Surrounded by 70 of his friends, family members, donors and supporters, U.S. Sen. Mike Braun kicked off his 2024 gubernatorial bid on Monday at Prime 47 steakhouse in downtown Indianapolis.
Describing himself as “a Main Street businessman who became a politician,” the Jasper native, 68, said his decision not to seek a second term in the Senate is due to a belief that political leaders in Washington, D.C., “aren’t going to be the ones that solve our problems.”
“Indiana should be a national leader for freedom, opportunity and prosperity,” Braun told supporters. “I think Hoosiers are ready for bold leadership to do that.”
Braun said Indiana, which ranks seventh highest in the nation in hospital costs, according to one study, needs to find ways to lower health care costs for Hoosiers, boasting that his own company has been able to keep health care premiums flat for 15 years. He also said the state has failed to address its high infant and maternal mortality rates, which he called “shameful.”
He also advocated for higher pay for Indiana State Police troopers, more workforce development programs and fewer education dollars, noting that Indiana spends more than half of its budget, about $17 billion a year, on K-12 schools, and another 15 percent on postsecondary education.

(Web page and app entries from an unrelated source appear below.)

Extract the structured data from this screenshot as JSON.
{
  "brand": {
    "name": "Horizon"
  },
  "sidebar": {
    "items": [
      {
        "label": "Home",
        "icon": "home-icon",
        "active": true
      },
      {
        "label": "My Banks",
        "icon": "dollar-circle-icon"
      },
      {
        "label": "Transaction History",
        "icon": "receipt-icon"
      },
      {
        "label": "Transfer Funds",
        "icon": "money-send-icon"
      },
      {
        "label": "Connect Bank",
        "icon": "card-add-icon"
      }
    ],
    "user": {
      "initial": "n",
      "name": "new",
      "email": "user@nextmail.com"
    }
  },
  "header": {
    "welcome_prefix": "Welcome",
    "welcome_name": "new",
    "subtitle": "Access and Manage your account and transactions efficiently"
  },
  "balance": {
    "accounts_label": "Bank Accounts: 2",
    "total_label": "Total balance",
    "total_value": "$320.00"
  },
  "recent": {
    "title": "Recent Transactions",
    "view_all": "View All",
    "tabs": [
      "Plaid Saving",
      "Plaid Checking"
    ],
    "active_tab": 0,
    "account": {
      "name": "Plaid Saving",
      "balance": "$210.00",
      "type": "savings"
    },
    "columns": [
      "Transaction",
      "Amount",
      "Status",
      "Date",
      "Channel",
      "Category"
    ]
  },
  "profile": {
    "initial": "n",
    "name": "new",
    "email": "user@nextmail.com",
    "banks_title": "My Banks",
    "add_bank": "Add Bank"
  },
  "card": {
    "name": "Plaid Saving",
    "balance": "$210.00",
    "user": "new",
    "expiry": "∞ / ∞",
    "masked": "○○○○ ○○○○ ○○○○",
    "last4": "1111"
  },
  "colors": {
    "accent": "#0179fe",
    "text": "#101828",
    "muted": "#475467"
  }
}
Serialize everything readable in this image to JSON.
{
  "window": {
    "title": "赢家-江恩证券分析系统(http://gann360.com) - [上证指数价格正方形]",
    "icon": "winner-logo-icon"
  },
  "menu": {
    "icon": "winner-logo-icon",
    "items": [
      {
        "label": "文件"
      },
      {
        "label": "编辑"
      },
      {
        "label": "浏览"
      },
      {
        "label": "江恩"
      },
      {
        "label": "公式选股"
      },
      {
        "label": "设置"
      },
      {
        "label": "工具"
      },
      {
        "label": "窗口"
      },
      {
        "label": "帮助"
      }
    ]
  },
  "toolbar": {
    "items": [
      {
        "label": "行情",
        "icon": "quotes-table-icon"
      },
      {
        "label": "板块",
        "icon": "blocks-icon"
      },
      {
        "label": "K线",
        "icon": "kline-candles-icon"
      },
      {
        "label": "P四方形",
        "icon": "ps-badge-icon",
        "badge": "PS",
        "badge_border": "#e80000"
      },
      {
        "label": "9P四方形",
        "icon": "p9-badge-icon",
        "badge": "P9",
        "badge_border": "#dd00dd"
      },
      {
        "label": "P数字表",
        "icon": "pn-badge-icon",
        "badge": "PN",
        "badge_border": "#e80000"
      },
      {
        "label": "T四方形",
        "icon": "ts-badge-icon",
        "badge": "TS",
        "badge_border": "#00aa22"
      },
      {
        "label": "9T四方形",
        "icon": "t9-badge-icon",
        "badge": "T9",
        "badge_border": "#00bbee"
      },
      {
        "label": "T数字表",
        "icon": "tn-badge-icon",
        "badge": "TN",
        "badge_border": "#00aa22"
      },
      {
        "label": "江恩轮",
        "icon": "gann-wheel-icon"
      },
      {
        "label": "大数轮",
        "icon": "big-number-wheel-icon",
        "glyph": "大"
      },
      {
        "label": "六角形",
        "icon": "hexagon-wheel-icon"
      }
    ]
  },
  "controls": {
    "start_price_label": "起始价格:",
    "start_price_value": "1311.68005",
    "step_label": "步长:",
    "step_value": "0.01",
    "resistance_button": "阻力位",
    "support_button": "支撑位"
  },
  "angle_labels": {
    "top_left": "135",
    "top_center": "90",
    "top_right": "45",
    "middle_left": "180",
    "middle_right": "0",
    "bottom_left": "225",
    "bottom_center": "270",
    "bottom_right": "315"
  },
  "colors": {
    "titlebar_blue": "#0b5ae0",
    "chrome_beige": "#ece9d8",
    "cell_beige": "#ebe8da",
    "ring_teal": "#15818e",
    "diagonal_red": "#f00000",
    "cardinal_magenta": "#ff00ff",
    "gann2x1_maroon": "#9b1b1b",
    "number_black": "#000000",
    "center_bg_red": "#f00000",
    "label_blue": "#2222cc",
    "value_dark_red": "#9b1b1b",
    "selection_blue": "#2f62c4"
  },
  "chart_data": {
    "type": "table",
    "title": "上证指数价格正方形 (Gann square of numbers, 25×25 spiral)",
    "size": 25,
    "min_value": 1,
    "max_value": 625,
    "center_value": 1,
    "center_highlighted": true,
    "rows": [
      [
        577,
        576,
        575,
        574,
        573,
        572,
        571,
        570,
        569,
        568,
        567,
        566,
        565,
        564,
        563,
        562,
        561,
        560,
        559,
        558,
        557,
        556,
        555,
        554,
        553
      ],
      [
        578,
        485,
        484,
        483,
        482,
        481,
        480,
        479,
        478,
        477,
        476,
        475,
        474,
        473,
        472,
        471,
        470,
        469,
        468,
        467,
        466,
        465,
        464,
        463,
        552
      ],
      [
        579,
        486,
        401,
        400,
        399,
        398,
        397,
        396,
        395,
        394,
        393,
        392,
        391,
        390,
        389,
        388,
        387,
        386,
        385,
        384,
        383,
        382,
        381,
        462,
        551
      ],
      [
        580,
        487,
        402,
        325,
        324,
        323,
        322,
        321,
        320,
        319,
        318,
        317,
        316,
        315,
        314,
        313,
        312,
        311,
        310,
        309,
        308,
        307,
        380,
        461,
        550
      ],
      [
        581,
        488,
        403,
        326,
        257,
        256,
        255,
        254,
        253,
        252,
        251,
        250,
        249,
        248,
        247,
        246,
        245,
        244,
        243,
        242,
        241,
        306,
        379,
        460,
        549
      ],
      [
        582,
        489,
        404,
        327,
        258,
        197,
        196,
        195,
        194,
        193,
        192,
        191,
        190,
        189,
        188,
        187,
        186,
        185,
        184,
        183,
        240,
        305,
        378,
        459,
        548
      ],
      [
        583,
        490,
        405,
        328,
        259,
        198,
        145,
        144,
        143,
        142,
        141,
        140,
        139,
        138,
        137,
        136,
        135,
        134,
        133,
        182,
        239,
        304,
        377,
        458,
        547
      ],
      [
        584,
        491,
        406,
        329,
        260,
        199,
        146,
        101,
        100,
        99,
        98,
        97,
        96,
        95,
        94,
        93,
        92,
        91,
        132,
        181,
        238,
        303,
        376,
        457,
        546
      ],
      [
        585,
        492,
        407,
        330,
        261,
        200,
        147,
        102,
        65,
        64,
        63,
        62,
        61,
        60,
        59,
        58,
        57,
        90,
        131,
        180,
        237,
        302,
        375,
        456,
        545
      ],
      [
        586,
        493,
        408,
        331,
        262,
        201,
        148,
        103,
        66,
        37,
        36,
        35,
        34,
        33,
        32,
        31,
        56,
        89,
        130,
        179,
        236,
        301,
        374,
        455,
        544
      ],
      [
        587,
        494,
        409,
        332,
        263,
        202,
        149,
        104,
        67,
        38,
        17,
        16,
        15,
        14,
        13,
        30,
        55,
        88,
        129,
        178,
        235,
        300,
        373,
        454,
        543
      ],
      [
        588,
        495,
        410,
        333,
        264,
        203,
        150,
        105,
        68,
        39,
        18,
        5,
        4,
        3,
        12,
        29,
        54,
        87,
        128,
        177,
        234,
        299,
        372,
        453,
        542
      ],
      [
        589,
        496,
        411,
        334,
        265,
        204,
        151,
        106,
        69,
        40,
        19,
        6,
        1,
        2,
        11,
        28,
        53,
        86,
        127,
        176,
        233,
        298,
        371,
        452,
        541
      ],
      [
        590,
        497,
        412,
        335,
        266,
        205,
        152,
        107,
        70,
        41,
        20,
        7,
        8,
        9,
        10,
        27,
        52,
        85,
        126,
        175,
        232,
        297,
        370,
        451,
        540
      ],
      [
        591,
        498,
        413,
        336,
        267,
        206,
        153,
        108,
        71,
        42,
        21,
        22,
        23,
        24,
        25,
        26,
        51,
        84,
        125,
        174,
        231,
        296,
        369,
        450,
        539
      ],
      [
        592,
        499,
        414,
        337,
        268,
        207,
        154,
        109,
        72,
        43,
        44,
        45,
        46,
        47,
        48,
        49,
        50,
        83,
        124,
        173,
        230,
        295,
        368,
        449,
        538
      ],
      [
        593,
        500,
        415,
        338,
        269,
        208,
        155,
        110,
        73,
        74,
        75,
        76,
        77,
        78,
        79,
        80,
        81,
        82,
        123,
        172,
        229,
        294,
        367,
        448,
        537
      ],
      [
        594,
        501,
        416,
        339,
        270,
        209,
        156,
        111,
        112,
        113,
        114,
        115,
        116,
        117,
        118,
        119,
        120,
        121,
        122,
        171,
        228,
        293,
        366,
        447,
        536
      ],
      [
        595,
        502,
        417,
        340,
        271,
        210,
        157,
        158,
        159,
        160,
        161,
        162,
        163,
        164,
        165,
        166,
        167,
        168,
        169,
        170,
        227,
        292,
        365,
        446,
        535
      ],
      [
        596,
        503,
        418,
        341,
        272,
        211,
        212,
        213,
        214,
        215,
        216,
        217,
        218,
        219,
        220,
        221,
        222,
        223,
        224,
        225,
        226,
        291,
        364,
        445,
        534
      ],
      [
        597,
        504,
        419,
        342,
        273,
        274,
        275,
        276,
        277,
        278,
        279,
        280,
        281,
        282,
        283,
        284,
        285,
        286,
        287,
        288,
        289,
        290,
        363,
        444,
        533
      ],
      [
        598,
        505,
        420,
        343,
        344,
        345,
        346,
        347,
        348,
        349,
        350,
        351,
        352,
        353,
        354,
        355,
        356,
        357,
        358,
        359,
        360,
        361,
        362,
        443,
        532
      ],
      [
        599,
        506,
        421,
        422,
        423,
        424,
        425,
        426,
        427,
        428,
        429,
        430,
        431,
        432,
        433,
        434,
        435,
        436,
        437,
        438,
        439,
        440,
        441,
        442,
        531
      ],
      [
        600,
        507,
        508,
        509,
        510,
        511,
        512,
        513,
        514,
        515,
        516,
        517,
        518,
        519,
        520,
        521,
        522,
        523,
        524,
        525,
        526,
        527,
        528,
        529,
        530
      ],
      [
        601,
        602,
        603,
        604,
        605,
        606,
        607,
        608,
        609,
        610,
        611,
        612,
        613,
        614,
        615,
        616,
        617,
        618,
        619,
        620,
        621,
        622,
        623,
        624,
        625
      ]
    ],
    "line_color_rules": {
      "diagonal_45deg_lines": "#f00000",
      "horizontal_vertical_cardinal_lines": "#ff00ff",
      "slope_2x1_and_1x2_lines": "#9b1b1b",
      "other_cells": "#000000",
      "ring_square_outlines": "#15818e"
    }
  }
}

“We’ve got to do better than that,” Braun said.
Braun filed paperwork on Nov. 30 with the Secretary of State’s Office to form a campaign finance committee to pay for the gubernatorial bid, ending months of speculation.
The founder of a successful national auto parts distribution business, his political career began after he was elected to the Indiana House of Representatives in 2014. He resigned from that seat in 2017 and ran a successful campaign for Senate, ousting incumbent Democrat Joe Donnelly in the 2018 election.
He had an estimated net worth of $136 million in 2018, according to opensecrets.org.
Braun did not take questions from reporters following his remarks on Monday.
With his announcement, Braun becomes the third Republican to enter the 2024 gubernatorial race. Fort Wayne businessman Eric Doden announced his run last year, and Lt. Gov. Suzanne Crouch formally launched her campaign earlier Monday.